Playing Stud Online Poker With Cyndy Violette

In Stud High you have to pay attention to having a decent starting hand, calculating pot odds thoroughly, reading your opponents and finding the right spot for stealing the bring in and the blind. The following example was played against one of the most known female poker players: Cyndy Violette.

I was recently introduced to a new theory on how to play poker: box play. I had been playing many live tournaments, so I thought I would be good at it, I was wrong. After playing for hours on end I think that box play is the best way to increase your profits.

Playing bring in for instance: you are first to act and you have 67 and the S distribution is 5.25:6.25. The small blind is $10 and the big blind pushes with a $40 bet. You have to call with the hand you are dealt. Is your hand better or worse than the opponents?

The following question comes to mind. If you had to call $60 to win $50, would you call? If you know the answer, you probably would as you are a slight favourite. The odds tell us the following: at the 0:5 ratio, you are a 60% favourite. In other words, you are a 2.8 to 1 favourite. The ratio tells us that if we call $60, we will lose $50, or 5% of the pot. This means we are getting 2.8 to 1 on the call. When we act wager on the flop, the same thing happens. We are now only 2.4 to 1 in favour. Now all we have to do is to keep the hand going. That 2.4 to 1 is odds. So, given the odds and the opportunity of taking the pot, we should call.

But what if there was more? Let’s imagine that there is another player in our midst that also has a flush draw. It might be a big chip stack (over $300k at this point). They are likely to be aggressive in calling along with a short stack. Then the big hands come. Our chances of winning the hand are nowample of taking the pot. Our opponent has to get lucky a few times and we take down a big pot.

Before you act to take down a big pot there are some other things to think about. First, is it worth the risk to call? We now have a very good hand. It already pays to call. Second, is our hand the best hand? Using this analogy of drawing a card to complete our hand we can make a few observations. It is certainly worth the risk to call in these circumstances because you have a better chance of getting the cards you need for a strong hand. To conclude, if we are correct about the flop we are holding, we are in a good position to call and if we are wrong we have already invested money in the pot.

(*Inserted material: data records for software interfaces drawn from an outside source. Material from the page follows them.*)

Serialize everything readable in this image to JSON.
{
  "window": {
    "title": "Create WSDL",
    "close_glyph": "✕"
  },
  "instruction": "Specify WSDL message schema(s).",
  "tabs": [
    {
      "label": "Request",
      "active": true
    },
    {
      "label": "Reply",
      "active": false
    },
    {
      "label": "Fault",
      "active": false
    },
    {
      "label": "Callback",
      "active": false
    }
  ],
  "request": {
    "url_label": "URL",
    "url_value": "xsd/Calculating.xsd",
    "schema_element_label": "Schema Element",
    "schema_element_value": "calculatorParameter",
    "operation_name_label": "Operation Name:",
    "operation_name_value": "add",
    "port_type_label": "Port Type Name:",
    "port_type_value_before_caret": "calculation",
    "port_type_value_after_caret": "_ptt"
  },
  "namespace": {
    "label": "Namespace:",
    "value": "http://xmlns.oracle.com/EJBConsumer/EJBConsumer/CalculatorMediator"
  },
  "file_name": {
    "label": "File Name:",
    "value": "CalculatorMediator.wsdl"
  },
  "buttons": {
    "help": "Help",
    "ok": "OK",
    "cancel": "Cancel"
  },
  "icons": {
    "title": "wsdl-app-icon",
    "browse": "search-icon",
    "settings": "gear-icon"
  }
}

Suppose we hold Jh-9h and the flop is Jc-4h-6h. Against three opponents this is a very strong hand. Suppose we invested $60 into the pot. The likelihood of making a strong hand is about 10%. It is therefore not a bad idea to call $60 to $100 to see if we can take the pot. It is not a bad decision if we call $60, the percent of return is $50 (returning $60 from our $60 investment) and our risk is only $10. We do not have to call all the time, but when we do make a call there is a greater probability we will lose the hand than we will win it.

In summary, after($60) and($100)$, we have invested $120 to win $100. We are playing in a $0.50/$1 game. If we call, we are Absolutely certain we will lose the hand $20 (10% of our invested money) and win the $100 remaining $50, therefore winning $120. In the same manner, we call in this case, we are certain we will lose the hand.

Recall the Cash Out Curse?

Many experienced players have heard a lot of complaints about someone going all-in with AK in a NL$10/$20 game, and eventually someone jumps all-in with $200. You know what I mean, these idiots suck-out with anything. It never works, they suck-out everything, they go all-in, and either someone sucks-out or the next one doesn’t suck-out. It never works. Read this article to find out why it only works for Vegas88 games.

NL Holdem Poker is a brutal game. Sometimes you can get lucky, but not often.